The SCF, which used to be run by former Sen. Jim DeMint (R-S.C.), vigorously attacked Republican senators for not backing the Cruz-led tactics of demanding that Obamacare be defunded as a condition for opening the government. And an SCF spokesman downplayed Cruz’s statements, noting it was an “independent, grass-roots” group.
Cruz, as well as Lee, previously appeared in the group’s ads calling for the law to be defunded as part of any bill to keep the government running, a tactic most GOP senators scoffed at.
GOP senators, angry that the Cruz tactics would fail, were particularly miffed that the two men continued to associate themselves with a group that was actively trying to defeat them in primaries. At an Oct. 2 Senate GOP lunch meeting, Cruz was asked point-blank by GOP senators if he would renounce the group and its tactics.
“I will not,” Cruz said, an attendee reported at the time.
But Cruz’s comments Wednesday appear aimed at easing the tension that has been lingering between Cruz and his colleagues, as the 2014 midterm election picks up full steam and the defund Obamacare fight has now been delayed at least until January.
After his election last November, Cruz took a spot as the vice chairman of the National Republican Senatorial Committee, a group designed to protect GOP incumbents. But he has grown increasingly distant from the NRSC as he’s aligned himself more with the anti-incumbent SCF.
After announcing it would back McConnell’s primary opponent, Matt Bevin, the SCF’s affiliated super PAC unveiled a $330,000 ad Tuesday attacking the GOP leader over Obamacare.
“Conservatives asked Mitch McConnell to lead the fight against Obamacare. He didn’t listen,” the group’s new 30-second ad said. “Instead, McConnell helped Barack Obama and Harry Reid fund Obamacare.”
The group is also targeting other GOP incumbents, including long-serving Sen. Thad Cochran of Mississippi, endorsing his primary challenger in that race. Ahead of the Oct. 1 shutdown, the group dropped $340,000 in an ad buy in Kentucky in which it said McConnell “refuses to lead” the fight against Obamacare, and also lashed Sens. Lindsey Graham of South Carolina, Johnny Isakson of Georgia and Lamar Alexander of Tennessee across the airwaves.
Brian Phillips, a Lee spokesman, said the Utah Republican would continue to work with the SCF when their interests align on certain issues.

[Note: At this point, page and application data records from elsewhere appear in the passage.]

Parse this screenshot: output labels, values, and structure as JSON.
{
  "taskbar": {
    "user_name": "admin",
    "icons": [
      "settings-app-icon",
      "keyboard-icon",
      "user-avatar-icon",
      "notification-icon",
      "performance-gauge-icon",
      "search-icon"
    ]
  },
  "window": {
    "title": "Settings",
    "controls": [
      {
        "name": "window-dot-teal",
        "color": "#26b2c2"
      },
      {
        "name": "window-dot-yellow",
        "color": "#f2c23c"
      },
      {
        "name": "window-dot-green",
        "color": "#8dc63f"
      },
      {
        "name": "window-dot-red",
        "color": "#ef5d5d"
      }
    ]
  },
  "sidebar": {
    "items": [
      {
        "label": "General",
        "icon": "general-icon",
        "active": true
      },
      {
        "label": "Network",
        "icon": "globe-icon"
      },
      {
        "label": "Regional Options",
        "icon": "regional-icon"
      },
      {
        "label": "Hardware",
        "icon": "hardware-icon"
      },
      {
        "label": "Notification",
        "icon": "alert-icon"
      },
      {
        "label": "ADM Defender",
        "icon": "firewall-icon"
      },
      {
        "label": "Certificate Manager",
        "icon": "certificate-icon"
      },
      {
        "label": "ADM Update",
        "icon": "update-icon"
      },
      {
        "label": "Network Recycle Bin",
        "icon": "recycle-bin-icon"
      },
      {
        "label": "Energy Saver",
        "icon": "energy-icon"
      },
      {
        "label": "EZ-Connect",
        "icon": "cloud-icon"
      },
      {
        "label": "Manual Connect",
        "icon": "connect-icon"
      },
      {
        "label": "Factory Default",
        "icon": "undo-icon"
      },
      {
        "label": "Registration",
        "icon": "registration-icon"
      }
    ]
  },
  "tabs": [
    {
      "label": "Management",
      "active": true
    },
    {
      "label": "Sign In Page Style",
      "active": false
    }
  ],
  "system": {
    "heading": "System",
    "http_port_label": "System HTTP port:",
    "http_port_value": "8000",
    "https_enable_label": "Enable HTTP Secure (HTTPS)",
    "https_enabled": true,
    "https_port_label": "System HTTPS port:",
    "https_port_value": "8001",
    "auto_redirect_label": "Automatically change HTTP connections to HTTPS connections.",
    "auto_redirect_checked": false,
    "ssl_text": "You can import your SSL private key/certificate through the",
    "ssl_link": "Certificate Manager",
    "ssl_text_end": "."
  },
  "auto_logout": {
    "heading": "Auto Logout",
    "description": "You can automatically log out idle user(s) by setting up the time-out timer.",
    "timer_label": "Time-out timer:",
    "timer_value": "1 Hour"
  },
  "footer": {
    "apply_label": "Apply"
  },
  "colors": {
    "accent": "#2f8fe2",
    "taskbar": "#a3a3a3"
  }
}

But, the spokesman said, Lee would not be following the group’s path in endorsing candidates against GOP senators.
In an interview last month, Lee signaled his unease with the group’s tactics attacking his colleagues.
“It’s not my style, it’s not something I do,” Lee said. “Sometimes groups choose to do that — I don’t think that’s the most effective way for me as a senator to conduct myself, so that’s not what I choose to do.”
Matt Hoskins, SCF executive director, said Wednesday that the group is an “independent, grass-roots organization, and we make our own decisions.”
Hoskins pointed to a previous statement his group issued saying it would not ask its conservative allies, including Cruz and Lee, to back its favored candidates.
“These are our endorsements, not theirs, and it’s time for Americans to take the lead and use the political process to change Washington,” the statement said.